Campbell High School senior Bretman Rock struts down the hallways between classes, owning the brightly-colored H&M crop top and ripped skinny jeans he’s sporting; his contour and hair, always on point. And if it weren’t for the 90-degree Ewa Beach weather today, he’d be rocking a Gucci fur coat and loose-fitting joggers.
As one of the most followed Instagram users from Hawaii, known for his fashion and makeup tutorials, Rock is all about pushing boundaries.
“I don’t want to let being a (male) keep me from wearing things from the women’s section or any section, at that,” the 18-year-old said. “Labels are just not necessary to me.”
Celebs, clothing lines lose the labels
Rock isn’t the only one bending gender rules; celebrities like Kanye and David Beckham have been spotted donning skirts, while fashion brands worldwide are acknowledging gender inclusivity. More and more companies are creating collections that can be worn by both men and women.
Zara, a Spanish brand that Rock wears, introduced its “Ungendered” clothing line, featuring labels whose collections include guy-girl-shareable attire. Large corporate retailers, like Target, allow online shoppers to search for clothing with a “gender neutral” filter option.
While androgyny isn’t new to the fashion world and has cycled in and out of the scene for decades, many—like Hawaii fashion entrepreneur Amy Luu—say today’s genderless trend has some staying power.
“It isn’t necessarily the term that has evolved over time (but rather), it is more the fact that people are being more vocal about (genderless clothing), and it’s great,” she said.
Luu owns Big Bad Wolf, a gender-neutral clothing store in Hawaii that supports losing the label.
“As a street-inspired store, we wanted to have a place where (people) can wear unisex clothes and be happy in them,” said Luu, who also wears men’s clothing.
Her shop, located at the South Shore Market in Kakaako, is decorated with an eclectic mural of urban artwork; it features everything from collectible toys to quirky coffee table books. But it’s the designs combining both gender styles that attract customers. Contemporary artists contribute to the collections, stocked with apparel of boyish graphic prints paired with feminine-colored t-shirts.
As a new mother, Luu initially launched Big Bad Wolf for children. However, it has since expanded to apparel for adults.

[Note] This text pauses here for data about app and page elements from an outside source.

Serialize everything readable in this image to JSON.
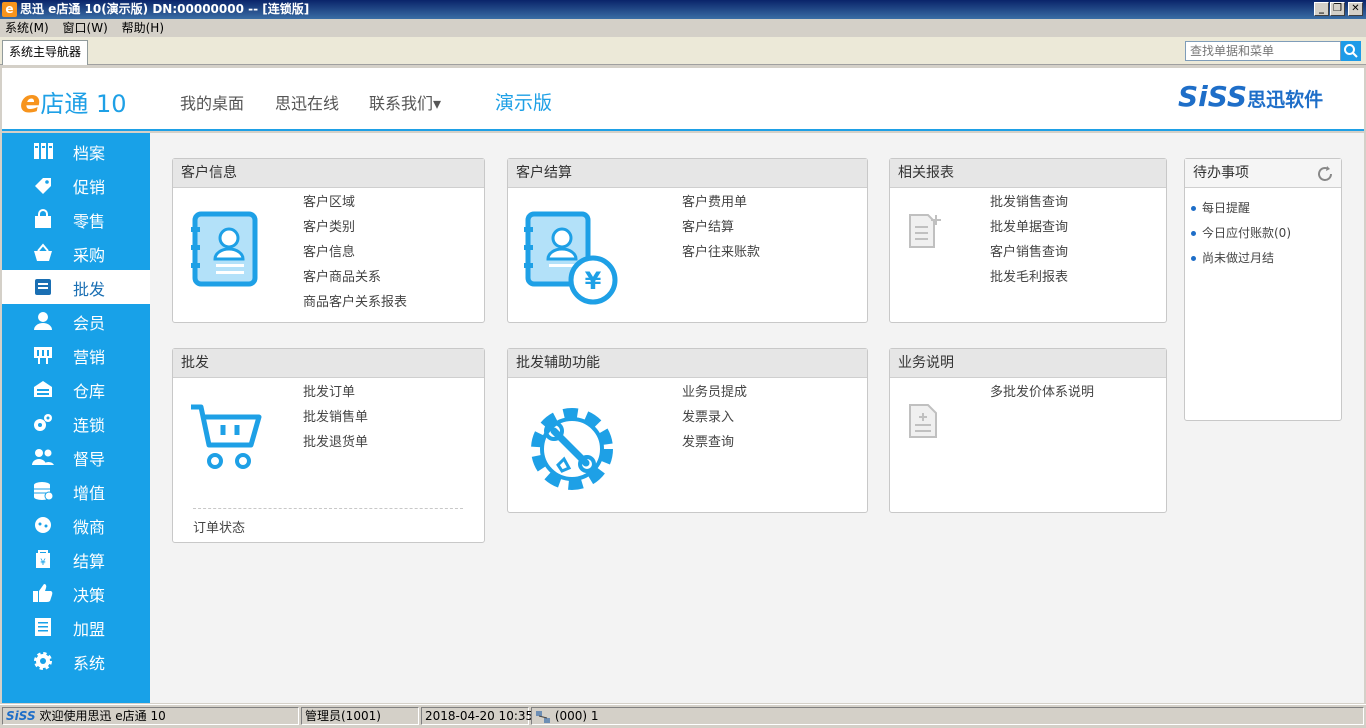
{
  "window": {
    "logo_letter": "e",
    "title": "思迅 e店通 10(演示版) DN:00000000 -- [连锁版]",
    "min": "_",
    "restore": "❐",
    "close": "✕"
  },
  "menu": [
    "系统(M)",
    "窗口(W)",
    "帮助(H)"
  ],
  "tab": {
    "label": "系统主导航器"
  },
  "search": {
    "placeholder": "查找单据和菜单"
  },
  "header": {
    "logo_e": "e",
    "logo_text": "店通",
    "logo_num": "10",
    "nav": [
      "我的桌面",
      "思迅在线",
      "联系我们▾"
    ],
    "edition": "演示版",
    "brand_en": "SiSS",
    "brand_cn": "思迅软件"
  },
  "sidebar": {
    "items": [
      {
        "label": "档案",
        "icon": "archive-icon"
      },
      {
        "label": "促销",
        "icon": "tag-icon"
      },
      {
        "label": "零售",
        "icon": "shopping-bag-icon"
      },
      {
        "label": "采购",
        "icon": "basket-icon"
      },
      {
        "label": "批发",
        "icon": "wholesale-icon",
        "active": true
      },
      {
        "label": "会员",
        "icon": "member-icon"
      },
      {
        "label": "营销",
        "icon": "billboard-icon"
      },
      {
        "label": "仓库",
        "icon": "warehouse-icon"
      },
      {
        "label": "连锁",
        "icon": "gears-icon"
      },
      {
        "label": "督导",
        "icon": "supervisor-icon"
      },
      {
        "label": "增值",
        "icon": "coins-icon"
      },
      {
        "label": "微商",
        "icon": "chat-icon"
      },
      {
        "label": "结算",
        "icon": "settlement-icon"
      },
      {
        "label": "决策",
        "icon": "thumbs-up-icon"
      },
      {
        "label": "加盟",
        "icon": "document-icon"
      },
      {
        "label": "系统",
        "icon": "settings-icon"
      }
    ]
  },
  "panels": {
    "customer_info": {
      "title": "客户信息",
      "icon": "contact-card-icon",
      "links": [
        "客户区域",
        "客户类别",
        "客户信息",
        "客户商品关系",
        "商品客户关系报表"
      ]
    },
    "customer_settle": {
      "title": "客户结算",
      "icon": "contact-card-yen-icon",
      "links": [
        "客户费用单",
        "客户结算",
        "客户往来账款"
      ]
    },
    "reports": {
      "title": "相关报表",
      "icon": "report-doc-icon",
      "links": [
        "批发销售查询",
        "批发单据查询",
        "客户销售查询",
        "批发毛利报表"
      ]
    },
    "wholesale": {
      "title": "批发",
      "icon": "cart-icon",
      "links": [
        "批发订单",
        "批发销售单",
        "批发退货单"
      ],
      "footer_link": "订单状态"
    },
    "aux": {
      "title": "批发辅助功能",
      "icon": "gear-wrench-icon",
      "links": [
        "业务员提成",
        "发票录入",
        "发票查询"
      ]
    },
    "biz_desc": {
      "title": "业务说明",
      "icon": "note-doc-icon",
      "links": [
        "多批发价体系说明"
      ]
    }
  },
  "todo": {
    "title": "待办事项",
    "refresh_icon": "refresh-icon",
    "items": [
      "每日提醒",
      "今日应付账款(0)",
      "尚未做过月结"
    ]
  },
  "status": {
    "brand": "SiSS",
    "welcome": "欢迎使用思迅 e店通 10",
    "user": "管理员(1001)",
    "datetime": "2018-04-20 10:35",
    "conn": "(000) 1"
  },
  "colors": {
    "accent": "#18a1e8",
    "brand": "#1e6ec8",
    "orange": "#f7941d"
  }
}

“We are for the forward parent, who is not bound by gender and for the adults that have a sense of humor, meaning they (do) not take life too seriously all the time,” she said.
Luu hopes to spread her message and retail line to others through a pop-up shop for POW! WOW! Hawaii, a week-long event featuring a global network of artists and their work. POW! WOW! takes place this month.
What youth are saying
Despite the more visible trend of genderless clothing, there are still others averse to the idea of blurring gender lines.
“Clothes are made specifically for (a gender) and should only be used by the person designers intended it for,” Honolulu high school sophomore Grace Kim said.
Kim says she would never wear clothes of the opposite gender. She prefers to shop at stores such as, Brandy Melville, which tailors specifically to a young, female demographic. Many would describe a “Brandy girl” as someone with long legs, long hair, wearing short shorts and over-sized sweaters.
Others who are Kim’s age, like high school junior Mahealani Sims-Tulba, support genderless clothing.
“People should be the only ones with gender, not clothes,” she said.
Sims-Tulba often dresses in clothing of the opposite gender for the Kawaii Kon, Hawaii’s largest Anime convention. She also wears men’s clothing on a daily basis.
The bottom line
Despite what others may say, both Rock and Luu agree that people should be able to wear whatever they want.
“You should just be comfortable and happy with what you’re wearing,” Rock said. “People (might) talk, but do what you wanna do.”
“It’s okay to make people uncomfortable,” Luu said. “(Gender-neutral) means making your own style and being creative with what is out there.”